Crossing the Red Lines - Israel and Hezbollah's Spiraling Escalation

It has been six months since the daily fighting between Israel and Hezbollah erupted. But it is still difficult to envision a "closing mechanism" that will put an end to the hostilities.

Hezbollah has lost more than 270 men; the organization's military facilities in the Bekaa Valley, deep inside Lebanon, were hit several times; and Hezbollah and Islamic Revolutionary Guard Corps (IRGC) personnel were killed in numerous attacks in Syria. The latest targeted killing of the IRGC’s top commander in the Levant, along with six other IRGC officers, is just another example of Israel's willingness to raise the stakes of the conflict as part of its attempt to deter Hezbollah and Iran from continuing their attacks. 

At the same time, Israel has suffered damages to military and civilian infrastructures along the border, faced salvos of tens of rockets at a time launched into its northern territory, and multiple UAV penetrations into its airspace. The number of casualties on the Israeli side is less than 10% of those on the Lebanese side, yet it is unprecedented in recent years. On both sides of the border between Israel and Lebanon, tens of thousands of civilians were evacuated from their homes, becoming refugees in their own country, with little hope of returning home anytime soon.

This ongoing reality would have been unimaginable before the October 7 massacre in Israel that was carried out by Hamas. The unwritten understanding for the last 18 years was that neither Israel nor Hezbollah wished to engage in a war with the other side. Since the 2006 Lebanon War, which took a significant toll on both sides, Israel and Hezbollah have been cautious about keeping the joint border calm. Over the years, they have exchanged rare, limited, and highly calculated blows as part of a tit-for-tat policy within a framework of "equations."
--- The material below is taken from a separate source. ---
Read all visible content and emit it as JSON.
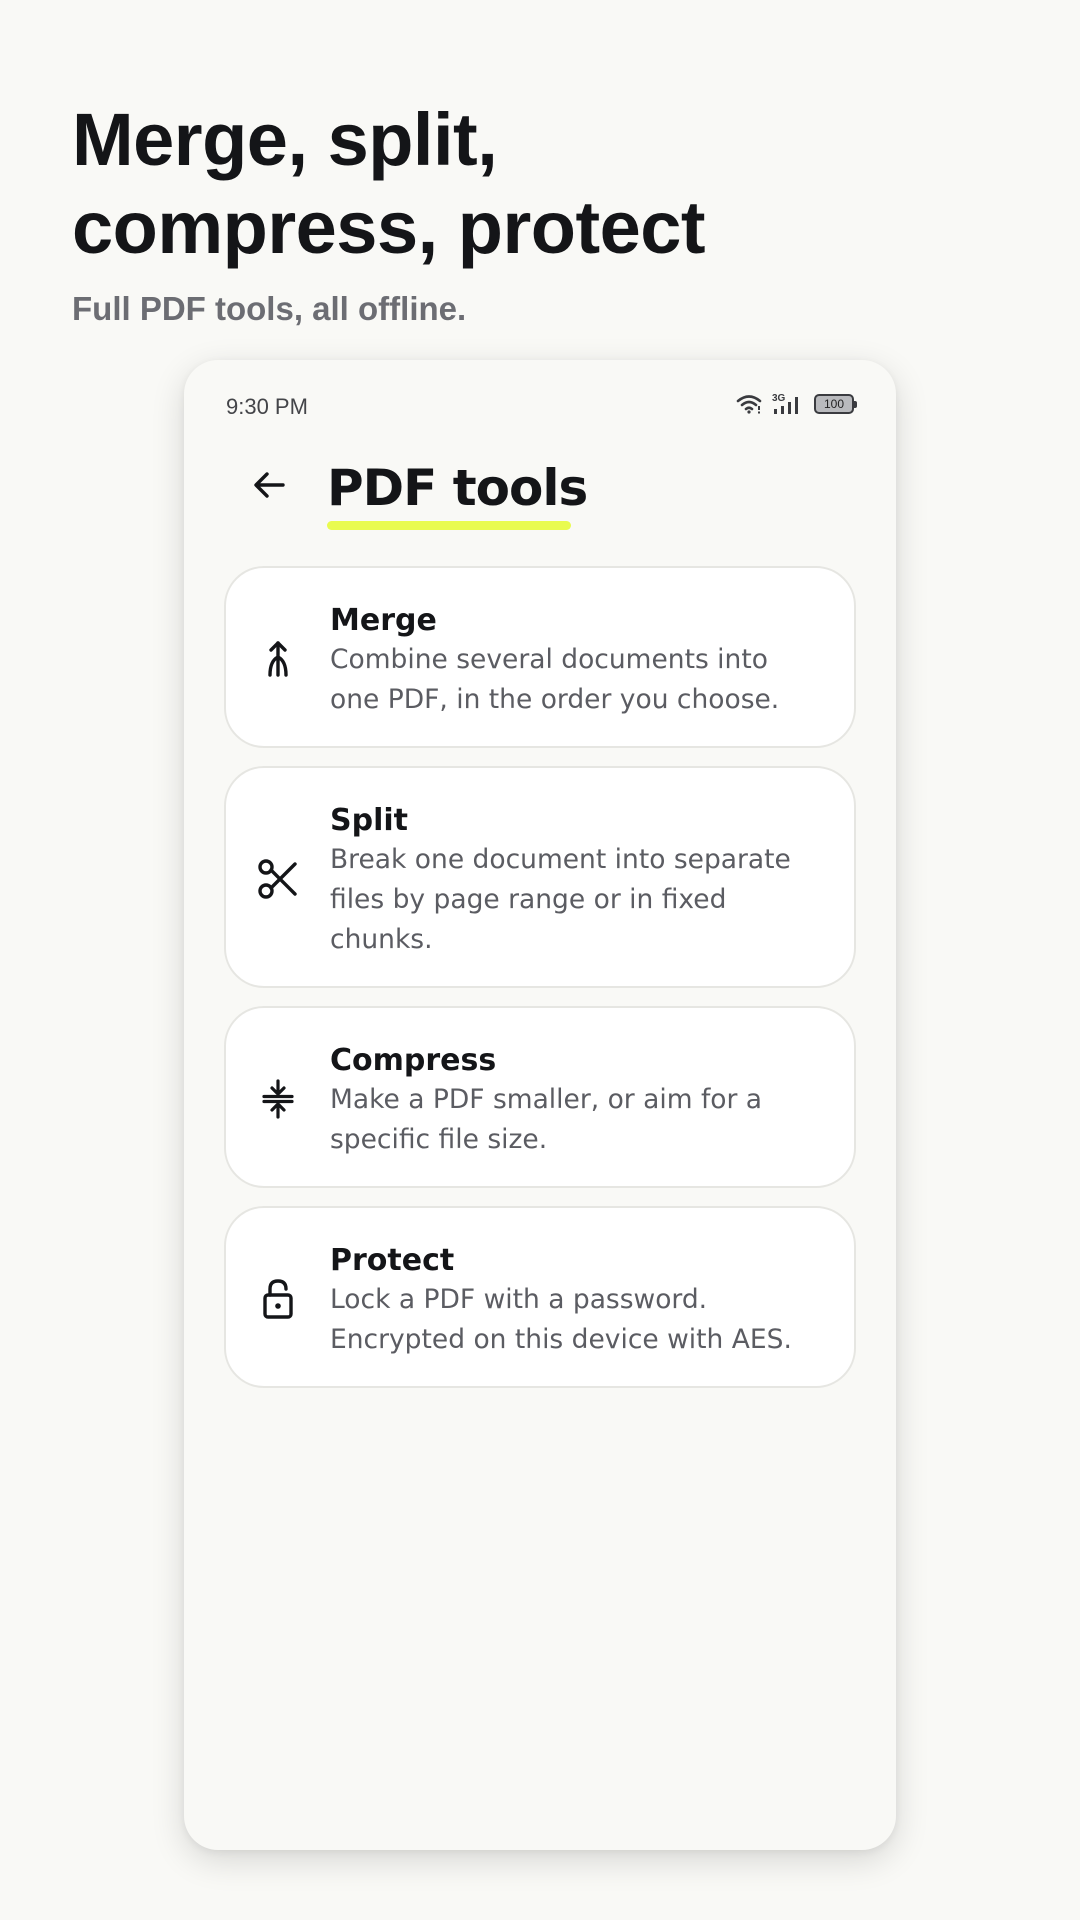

Today, it seems that the two sides still refrain from the possibility of an all-out war, but at the same time, they have long passed each other's "red lines" and are operating on uncharted strategic ground. Acts that were unthinkable just seven months ago, such as Israeli air strikes deep inside Lebanon or Hezbollah launching 50 rockets at a time into northern Israel, have now become the new baseline. As each side has already crossed its opponent's red lines, the preexisting balance of deterrence has become less relevant.

As each escalatory step creates a new precedent that sets the bar for the next phase, the spiral of violence is rapidly evolving and pushing the two sides closer to the brink of full-scale war. Even though this is a mutually unwanted scenario, the dynamic created on the battlefield is hard to ignore, especially while diplomatic attempts to ease the tension appear to have had no success.

Another factor adding to this dangerous dynamic is the internal political pressure in Israel, as the government, as in every sovereign country, is expected to secure the lives of its citizens and enable them to go back to their homes. The manifestation of that need is rising calls from the Israeli public for the government to forcefully put an end to Hezbollah's attacks and push it away from the border.

From the Lebanese side of the border, the political environment has the opposite effect. Hezbollah faces political pressure not to escalate the conflict and is blamed for initiating a war with Israel in which Lebanon has no interest. Nevertheless, Hezbollah, which is operating with no formal governmental authority, holds limited accountability for the well-being of the residents in southern Lebanon, and its military operations are hardly affected by political criticism.

This situation will lead Israel to take a more aggressive approach as a part of its attempt to deter Hezbollah and Iran from continuing their attacks. Until now, none of the Israeli operations have been enough to change Hezbollah's calculations, and it appears that the organization’s leadership still considers the cost-benefit balance of its continuous attacks as positive.

At this point, only a radical change in the form and content of the diplomatic efforts to stop the conflict can change the dangerous dynamic from reaching a point where the sides will lose control over the spiraling violence. Without a concrete international roadmap and reliable guarantees for the full implementation of U.N. Security Council Resolution 1701 that will ensure Hezbollah will not be able to continue its attacks on Israel, there is little hope for restoring the quiet.

Dror Doron is a senior advisor at United Against Nuclear Iran (UANI) focusing on Hezbollah and Lebanon. He spent nearly two decades as a senior analyst in the Office of Israel’s Prime Minister. Dror is on Twitter @DrorDoron